(TASK TO COMPLETE): Search the entries for lines that contain the word "wish", and report each one found.
"""
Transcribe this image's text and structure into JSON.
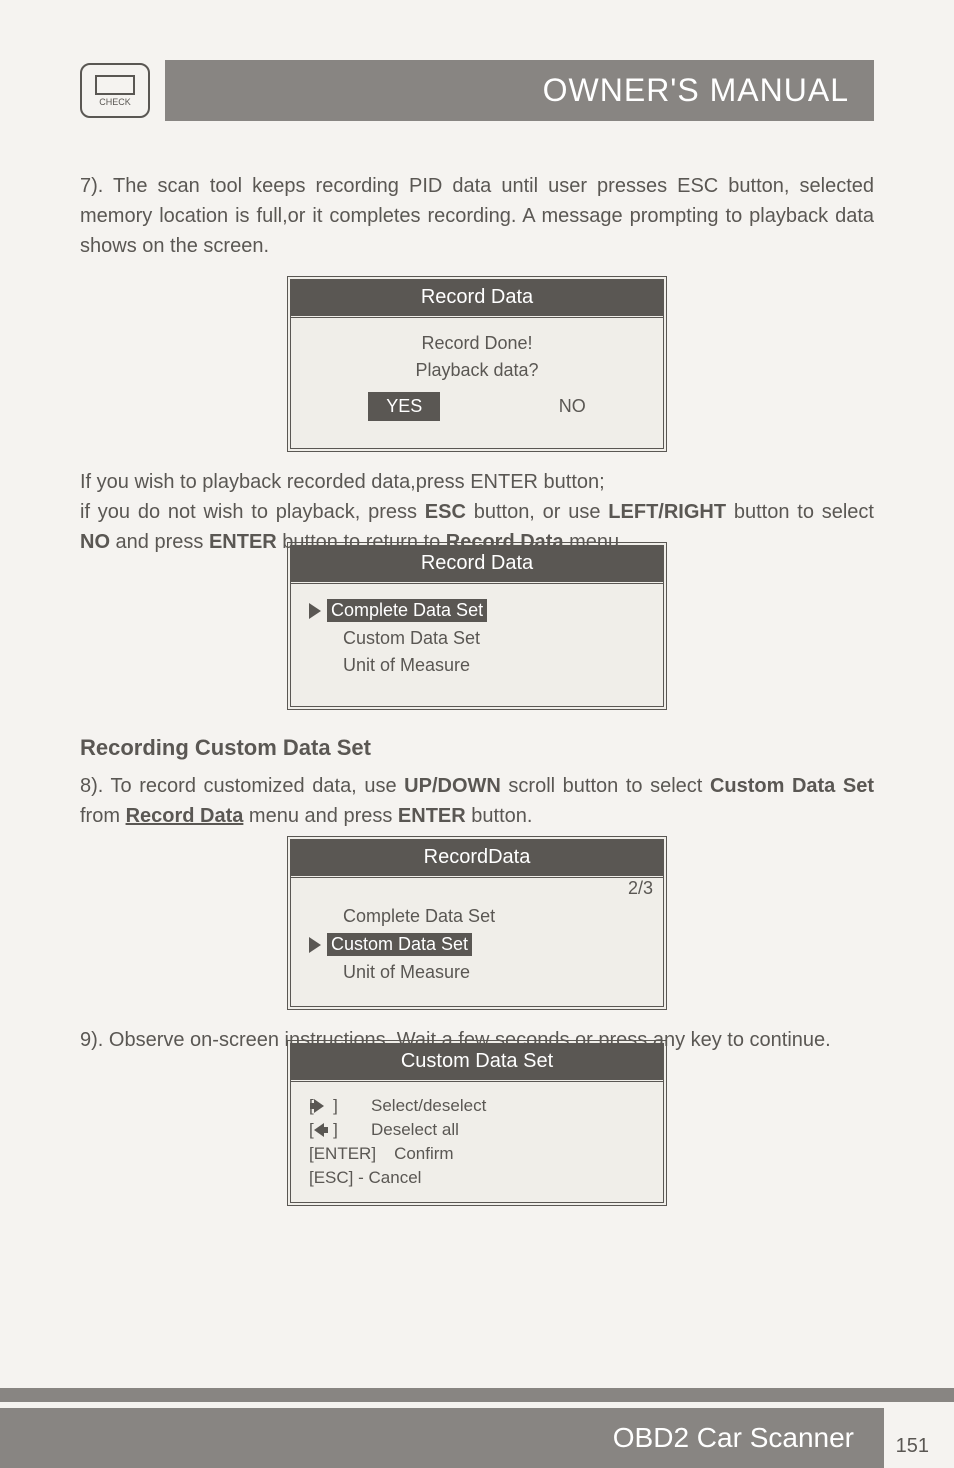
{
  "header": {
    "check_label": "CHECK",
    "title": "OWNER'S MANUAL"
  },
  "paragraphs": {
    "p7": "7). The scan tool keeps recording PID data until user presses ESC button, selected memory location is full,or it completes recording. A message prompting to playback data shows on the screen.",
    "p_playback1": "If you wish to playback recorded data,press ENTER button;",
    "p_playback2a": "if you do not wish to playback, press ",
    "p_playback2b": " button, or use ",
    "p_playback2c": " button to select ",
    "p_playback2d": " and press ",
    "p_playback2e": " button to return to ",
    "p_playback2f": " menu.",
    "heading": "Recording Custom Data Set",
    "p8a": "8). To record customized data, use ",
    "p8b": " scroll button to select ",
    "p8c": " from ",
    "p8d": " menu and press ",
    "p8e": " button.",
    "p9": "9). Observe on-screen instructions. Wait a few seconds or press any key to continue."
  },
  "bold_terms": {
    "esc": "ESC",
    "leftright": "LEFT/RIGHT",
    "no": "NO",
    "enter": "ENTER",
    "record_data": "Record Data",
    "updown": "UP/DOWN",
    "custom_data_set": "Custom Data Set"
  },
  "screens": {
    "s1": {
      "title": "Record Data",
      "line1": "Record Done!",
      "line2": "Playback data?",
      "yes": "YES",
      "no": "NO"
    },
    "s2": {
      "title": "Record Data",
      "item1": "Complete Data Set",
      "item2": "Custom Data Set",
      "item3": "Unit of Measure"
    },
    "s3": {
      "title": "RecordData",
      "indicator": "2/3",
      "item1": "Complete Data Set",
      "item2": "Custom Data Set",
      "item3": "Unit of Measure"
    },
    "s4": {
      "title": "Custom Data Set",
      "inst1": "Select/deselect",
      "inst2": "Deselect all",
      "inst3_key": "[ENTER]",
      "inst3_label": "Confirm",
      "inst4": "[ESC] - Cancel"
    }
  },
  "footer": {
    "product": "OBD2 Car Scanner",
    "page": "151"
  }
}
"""
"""
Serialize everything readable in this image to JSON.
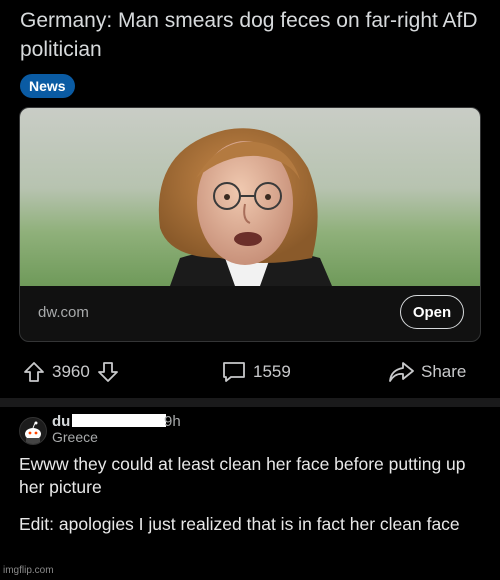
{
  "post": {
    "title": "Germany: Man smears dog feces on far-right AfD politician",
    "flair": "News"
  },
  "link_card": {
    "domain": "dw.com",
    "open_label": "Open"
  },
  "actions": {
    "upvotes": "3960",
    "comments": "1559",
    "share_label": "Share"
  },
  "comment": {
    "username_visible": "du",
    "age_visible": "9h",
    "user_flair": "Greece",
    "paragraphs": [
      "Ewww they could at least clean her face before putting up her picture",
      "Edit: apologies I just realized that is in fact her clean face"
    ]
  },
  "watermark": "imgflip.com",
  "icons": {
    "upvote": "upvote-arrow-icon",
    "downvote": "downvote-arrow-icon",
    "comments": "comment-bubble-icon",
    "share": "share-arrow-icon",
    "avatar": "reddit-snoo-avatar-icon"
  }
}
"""
(YOUR RESPONSE):
    "p_playback1": "If you wish to playback recorded data,press ENTER button;",
    "p_playback2a": "if you do not wish to playback, press ",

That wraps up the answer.